US Military Countering China’s A2AD Strategy

China has historically maintained an air of mystery and the nation is a potential competitor to Western power in our day, resulting in many fearful speculations about Beijing’s strategies and capabilities. But a careful analysis of Chinese strategy and US counter responses suggests that US is fairly well-prepared in its defensive maneuvers.

What is A2AD?

Anti Access/Area Denial (A2/AD) is a strategy used to prevent or severely restrict, slow down, or endanger the opponent and prevent their ability to operate in each area. This strategy would include tactics like blacking out American satellites, disabling launch codes on destroyers using hacking, forcing Americans to steer their own ships through difficult straits and shallow shoals, and then sending massive amounts of newer, faster, and deadly missiles including one called the carrier killing missile (which was just tested in the South China Sea.)

In the case of conflict this would mean that US forces would be unable to enter the theater of operations until they degrade those massive numbers of missiles and weapon systems.

The theory then goes, that by the time the US fights its way through that A2AD bubble China would have already seized disputed territory with Japan, Taiwan, or in the South China Sea. They would essentially dare the US to liberate the territory in the face of what would likely be negative world opinion and dropping public support. Hearkening back to Chinese military theory, they use new and unexpected technology to achieve their goal to win without fighting, and maybe without a single death.

US Army Doctrine

But the US isn’t standing idly by as they let China (or Russia) dictate a strategy that gives them a free hand for their imperialist land grabs. The war could be over before the US takes months to build up its forces and is ready to response.  Moreover, adversaries like China would ostensibly seek to use that window to win a short, quick war or seizure of territory. In fact, a short, preemptive war to seize territory has been their strategic signature since 1949.
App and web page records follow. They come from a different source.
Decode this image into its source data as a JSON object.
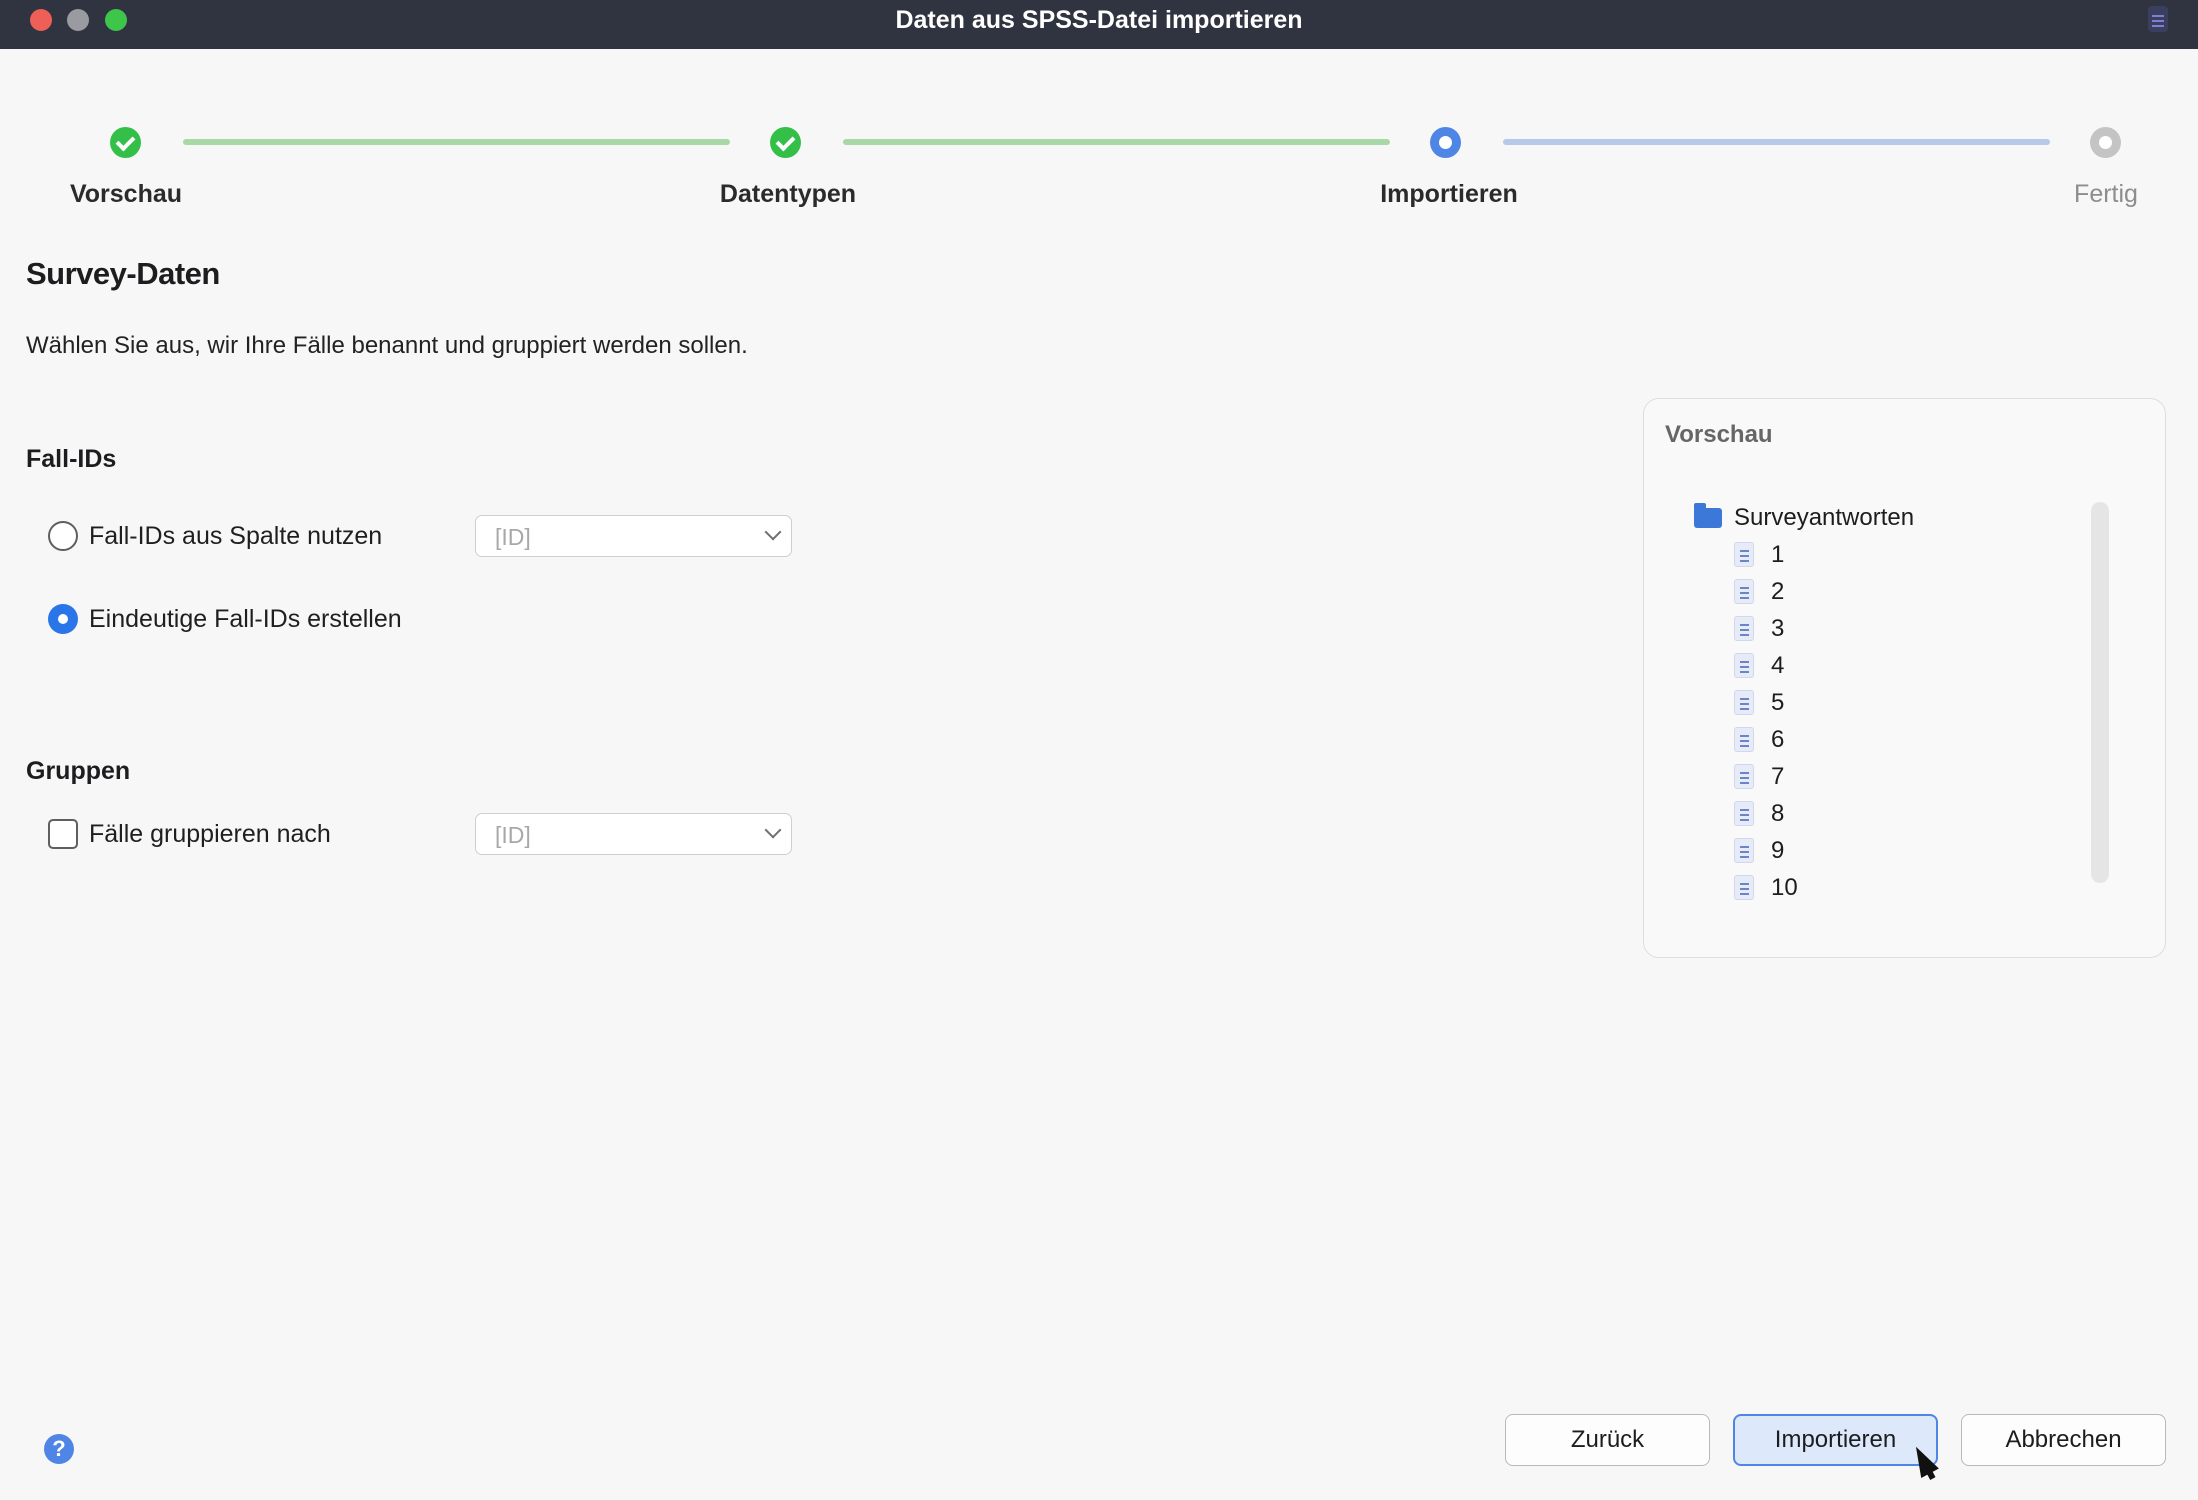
{
  "window": {
    "title": "Daten aus SPSS-Datei importieren"
  },
  "stepper": {
    "steps": [
      {
        "label": "Vorschau",
        "state": "done"
      },
      {
        "label": "Datentypen",
        "state": "done"
      },
      {
        "label": "Importieren",
        "state": "current"
      },
      {
        "label": "Fertig",
        "state": "future"
      }
    ]
  },
  "page": {
    "title": "Survey-Daten",
    "description": "Wählen Sie aus, wir Ihre Fälle benannt und gruppiert werden sollen."
  },
  "case_ids": {
    "title": "Fall-IDs",
    "option_column": {
      "label": "Fall-IDs aus Spalte nutzen",
      "checked": false,
      "select_value": "[ID]"
    },
    "option_unique": {
      "label": "Eindeutige Fall-IDs erstellen",
      "checked": true
    }
  },
  "groups": {
    "title": "Gruppen",
    "group_by": {
      "label": "Fälle gruppieren nach",
      "checked": false,
      "select_value": "[ID]"
    }
  },
  "preview": {
    "title": "Vorschau",
    "root": "Surveyantworten",
    "items": [
      "1",
      "2",
      "3",
      "4",
      "5",
      "6",
      "7",
      "8",
      "9",
      "10"
    ]
  },
  "buttons": {
    "back": "Zurück",
    "import": "Importieren",
    "cancel": "Abbrechen"
  },
  "icons": [
    "close-icon",
    "minimize-icon",
    "maximize-icon",
    "app-menu-icon",
    "check-icon",
    "folder-icon",
    "document-icon",
    "help-icon",
    "chevron-down-icon",
    "cursor-icon"
  ],
  "colors": {
    "accent": "#4f86e6",
    "done": "#34c048",
    "titlebar": "#2f3440"
  }
}
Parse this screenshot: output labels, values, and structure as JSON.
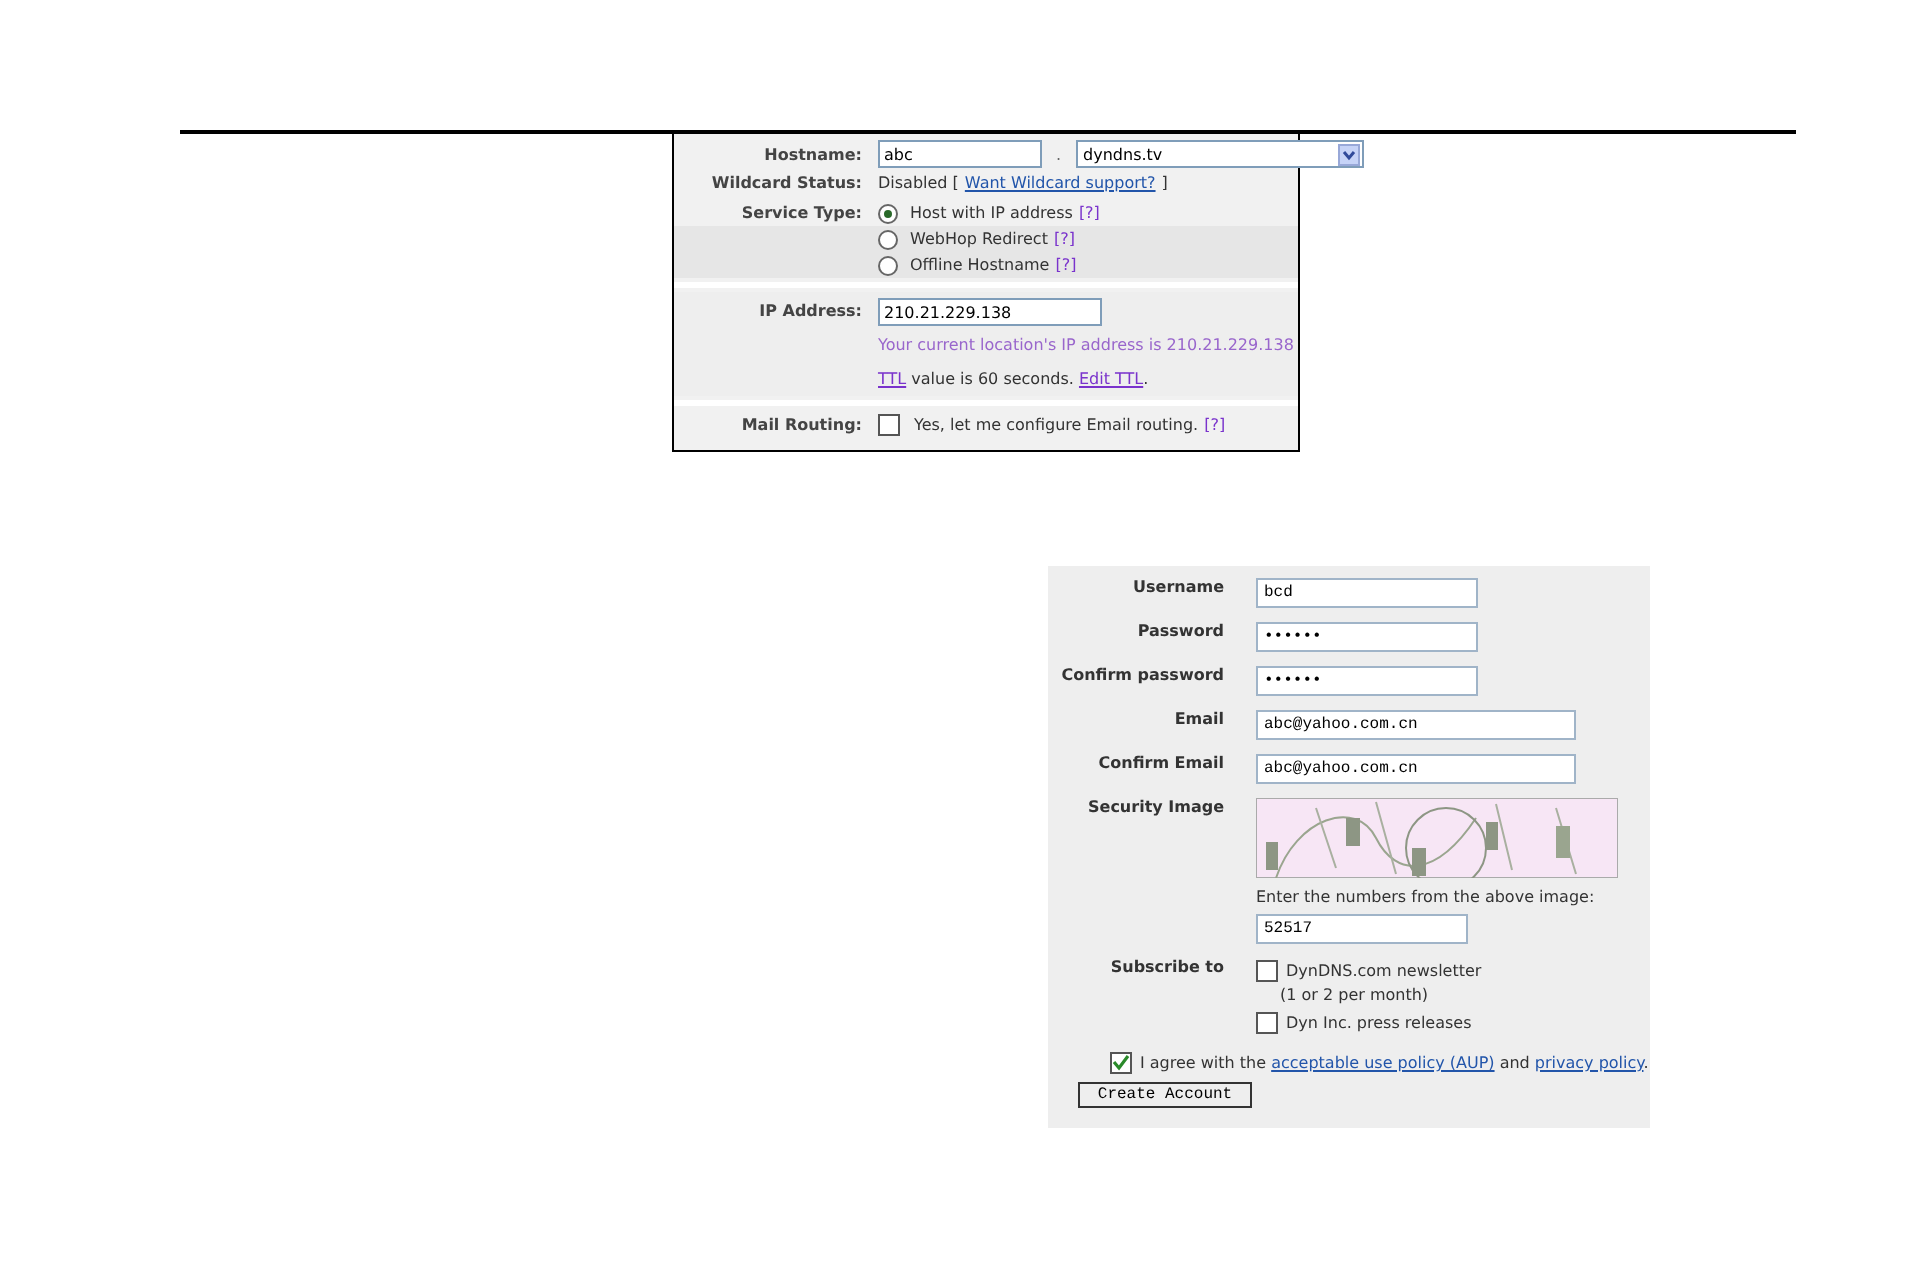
{
  "hostname_form": {
    "hostname": {
      "label": "Hostname:",
      "value": "abc",
      "separator": ".",
      "domain": "dyndns.tv"
    },
    "wildcard": {
      "label": "Wildcard Status:",
      "before": "Disabled [",
      "link": "Want Wildcard support?",
      "after": "]"
    },
    "service_type": {
      "label": "Service Type:",
      "options": [
        {
          "label": "Host with IP address",
          "help": "[?]",
          "selected": true
        },
        {
          "label": "WebHop Redirect",
          "help": "[?]",
          "selected": false
        },
        {
          "label": "Offline Hostname",
          "help": "[?]",
          "selected": false
        }
      ]
    },
    "ip_address": {
      "label": "IP Address:",
      "value": "210.21.229.138",
      "note": "Your current location's IP address is 210.21.229.138",
      "ttl_link": "TTL",
      "ttl_text": " value is 60 seconds. ",
      "edit_link": "Edit TTL",
      "ttl_end": "."
    },
    "mail_routing": {
      "label": "Mail Routing:",
      "checked": false,
      "text": "Yes, let me configure Email routing.",
      "help": "[?]"
    }
  },
  "account_form": {
    "fields": [
      {
        "label": "Username",
        "value": "bcd",
        "kind": "short"
      },
      {
        "label": "Password",
        "value": "••••••",
        "kind": "short"
      },
      {
        "label": "Confirm password",
        "value": "••••••",
        "kind": "short"
      },
      {
        "label": "Email",
        "value": "abc@yahoo.com.cn",
        "kind": "long"
      },
      {
        "label": "Confirm Email",
        "value": "abc@yahoo.com.cn",
        "kind": "long"
      }
    ],
    "security": {
      "label": "Security Image",
      "kind": "picture",
      "instruction": "Enter the numbers from the above image:",
      "value": "52517"
    },
    "subscribe": {
      "label": "Subscribe to",
      "options": [
        {
          "label": "DynDNS.com newsletter",
          "note": "(1 or 2 per month)",
          "checked": false
        },
        {
          "label": "Dyn Inc. press releases",
          "checked": false
        }
      ]
    },
    "agree": {
      "checked": true,
      "before": "I agree with the ",
      "link1": "acceptable use policy (AUP)",
      "middle": " and ",
      "link2": "privacy policy",
      "after": "."
    },
    "button": "Create Account"
  }
}
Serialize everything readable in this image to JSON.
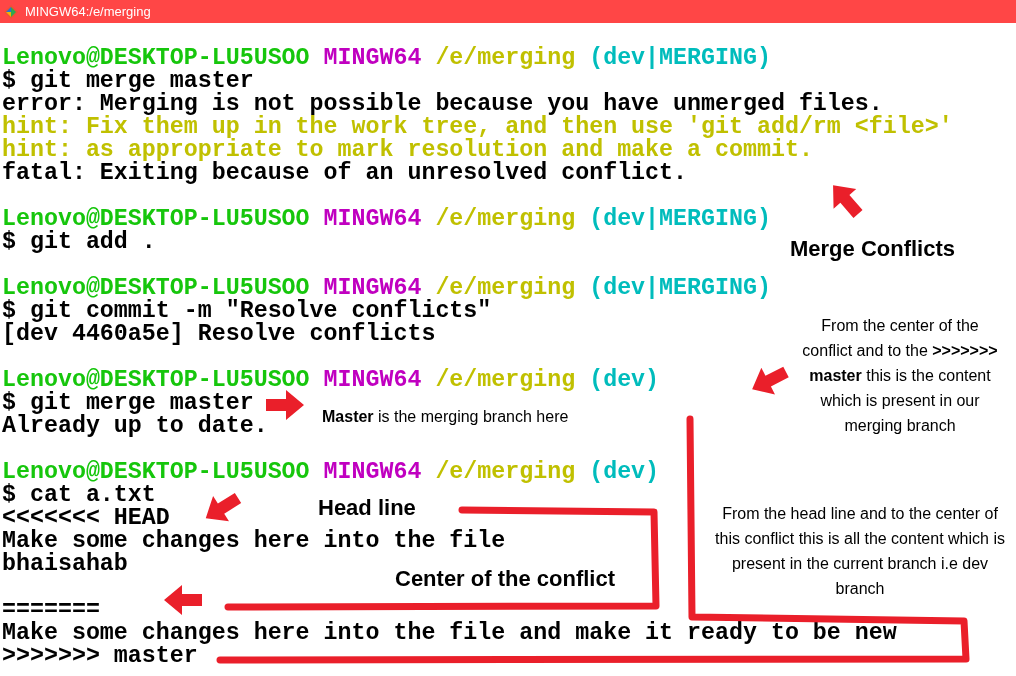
{
  "window": {
    "title": "MINGW64:/e/merging"
  },
  "terminal": {
    "blocks": [
      [
        {
          "kind": "prompt",
          "user": "Lenovo@DESKTOP-LU5USOO",
          "system": "MINGW64",
          "path": "/e/merging",
          "branch": "(dev|MERGING)"
        },
        {
          "kind": "command",
          "text": "$ git merge master"
        },
        {
          "kind": "error",
          "text": "error: Merging is not possible because you have unmerged files."
        },
        {
          "kind": "hint",
          "text": "hint: Fix them up in the work tree, and then use 'git add/rm <file>'"
        },
        {
          "kind": "hint",
          "text": "hint: as appropriate to mark resolution and make a commit."
        },
        {
          "kind": "error",
          "text": "fatal: Exiting because of an unresolved conflict."
        }
      ],
      [
        {
          "kind": "prompt",
          "user": "Lenovo@DESKTOP-LU5USOO",
          "system": "MINGW64",
          "path": "/e/merging",
          "branch": "(dev|MERGING)"
        },
        {
          "kind": "command",
          "text": "$ git add ."
        }
      ],
      [
        {
          "kind": "prompt",
          "user": "Lenovo@DESKTOP-LU5USOO",
          "system": "MINGW64",
          "path": "/e/merging",
          "branch": "(dev|MERGING)"
        },
        {
          "kind": "command",
          "text": "$ git commit -m \"Resolve conflicts\""
        },
        {
          "kind": "output",
          "text": "[dev 4460a5e] Resolve conflicts"
        }
      ],
      [
        {
          "kind": "prompt",
          "user": "Lenovo@DESKTOP-LU5USOO",
          "system": "MINGW64",
          "path": "/e/merging",
          "branch": "(dev)"
        },
        {
          "kind": "command",
          "text": "$ git merge master"
        },
        {
          "kind": "output",
          "text": "Already up to date."
        }
      ],
      [
        {
          "kind": "prompt",
          "user": "Lenovo@DESKTOP-LU5USOO",
          "system": "MINGW64",
          "path": "/e/merging",
          "branch": "(dev)"
        },
        {
          "kind": "command",
          "text": "$ cat a.txt"
        },
        {
          "kind": "output",
          "text": "<<<<<<< HEAD"
        },
        {
          "kind": "output",
          "text": "Make some changes here into the file"
        },
        {
          "kind": "output",
          "text": "bhaisahab"
        }
      ],
      [
        {
          "kind": "output",
          "text": "======="
        },
        {
          "kind": "output",
          "text": "Make some changes here into the file and make it ready to be new"
        },
        {
          "kind": "output",
          "text": ">>>>>>> master"
        }
      ]
    ]
  },
  "annotations": [
    {
      "kind": "heading",
      "text": "Merge Conflicts"
    },
    {
      "kind": "note",
      "text": "From the center of the conflict and to the **>>>>>>> master** this is the content which is present in our merging branch"
    },
    {
      "kind": "note",
      "text": "**Master** is the merging branch here"
    },
    {
      "kind": "heading",
      "text": "Head line"
    },
    {
      "kind": "heading",
      "text": "Center of the conflict"
    },
    {
      "kind": "note",
      "text": "From the head line and to the center of this conflict this is all the content which is present in the current branch i.e dev branch"
    }
  ]
}
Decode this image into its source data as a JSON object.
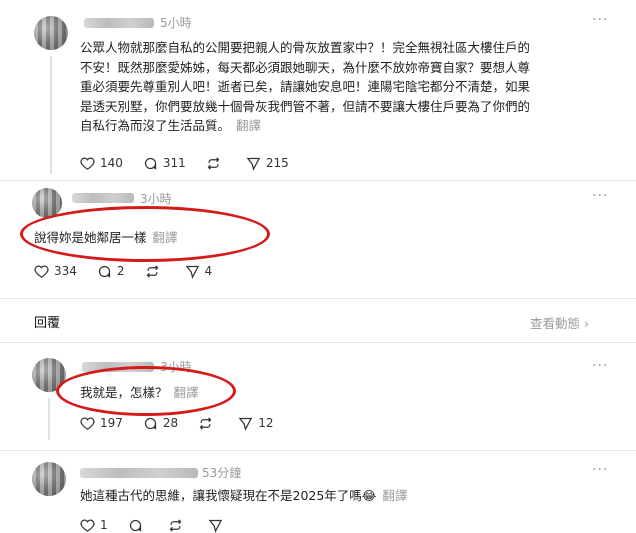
{
  "comments": [
    {
      "time": "5小時",
      "more": "···",
      "lines": [
        "公眾人物就那麼自私的公開要把親人的骨灰放置家中？！完全無視社區大樓住戶的",
        "不安！既然那麼愛姊姊，每天都必須跟她聊天，為什麼不放妳帝寶自家？要想人尊",
        "重必須要先尊重別人吧！逝者已矣，請讓她安息吧！連陽宅陰宅都分不清楚，如果",
        "是透天別墅，你們要放幾十個骨灰我們管不著，但請不要讓大樓住戶要為了你們的",
        "自私行為而沒了生活品質。"
      ],
      "translate": "翻譯",
      "likes": "140",
      "replies": "311",
      "shares": "215"
    },
    {
      "time": "3小時",
      "more": "···",
      "text": "說得妳是她鄰居一樣",
      "translate": "翻譯",
      "likes": "334",
      "replies": "2",
      "shares": "4"
    },
    {
      "time": "3小時",
      "more": "···",
      "text": "我就是，怎樣？",
      "translate": "翻譯",
      "likes": "197",
      "replies": "28",
      "shares": "12"
    },
    {
      "time": "53分鐘",
      "more": "···",
      "text": "她這種古代的思維，讓我懷疑現在不是2025年了嗎😂",
      "translate": "翻譯",
      "likes": "1"
    }
  ],
  "section": {
    "title": "回覆",
    "view_activity": "查看動態 ›"
  },
  "colors": {
    "highlight": "#d51a1a",
    "muted": "#9a9a9a"
  }
}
To counter this strategic blind spot and be able to operate in the A2AD environment the US wants to have forces ready to either survive in theater or be able to project force into the theater. In terms of doctrine, the US Army has called this “multi domain operations.” They emphasize using all assets-land, maritime, air, space, cyberspace- to become a “forward presence and expeditionary [force] to deny enemy objectives within days and achieve an operational position of relative advantage within weeks.”

There is concern about what these forces and the rest of the US military will do in the event a short war turns into a protracted conflict but it remains critical to meet the danger of a short, quick war.

US Navy Changes

In pursuit of this strategy the US Navy is looking to adopt a greater number of smaller and unmanned vehicles (UV). These UVs will present a swarm of low cost counter missile batteries. They could use rail guns which use high velocity projectiles instead of explosives to counter missiles. (They are shot so fast that they can explode the warhead.) Another alternative consists of lasers which new technology has made portable enough for deployment on a variety of air, land, and sea platforms.

The problem with US technology is that many of their missiles cost a million dollars, and their ships billions of dollars, while the swarms the Chinese will use, such as drones, cost as little as 50 dollars. Even if no missiles strike capital ships, the US would have spent billions of dollars in munitions to destroy plastic drones. But rail gun ammunition is extremely cheap, and lasers can fire all day if the power is running on the ships.

Having no (or in some cases limited) crew and a cheap design will make any potential engagement less costly. Some analysts claim this means the Navy is admitting the carrier is obsolete. But the unmanned vehicles will allow the carrier battle group to project power against more selective targets. As the doctrine stated, “to achieve advantage within a few weeks.”

Marine Corps Changes

Ships aren’t the only item to help. The US Marine Corps is also changing their force structure. They don’t want to be a second land army and thus are moving to eliminate tanks, helicopters and some MP battalions. They do want more and lighter amphibious ships that will better survive inside an A2AD environment, and as well as long range missiles that can project power into the A2AD theater. The Marines will also get unmanned air, land and sea platforms. In particular, the leaders envision a Marine force that can survive in a garrison that can headquarter in Okina, Japan but be stationed in small groups across the Pacific with enough weapons to form a bubble that can degrade enemy A2AD operations, or provide their own A2AD space.

This has the danger of them being overrun if the plan doesn’t work, but it could possibly stop the war by having an island of Marines with the tools to immediately stop enemy aggression.

The details are still being formed and they have their share of criticisms. But the new force structure and doctrine is encouraging news. The United States is taking concrete steps to adapt new technologies, like small unmanned vehicles, and integrate them with a force structure like missiles and existing carriers. They are doing this in order to defend allies against China’s strategic signature moves and any potential window of opportunity Beijing would have for a quick strike.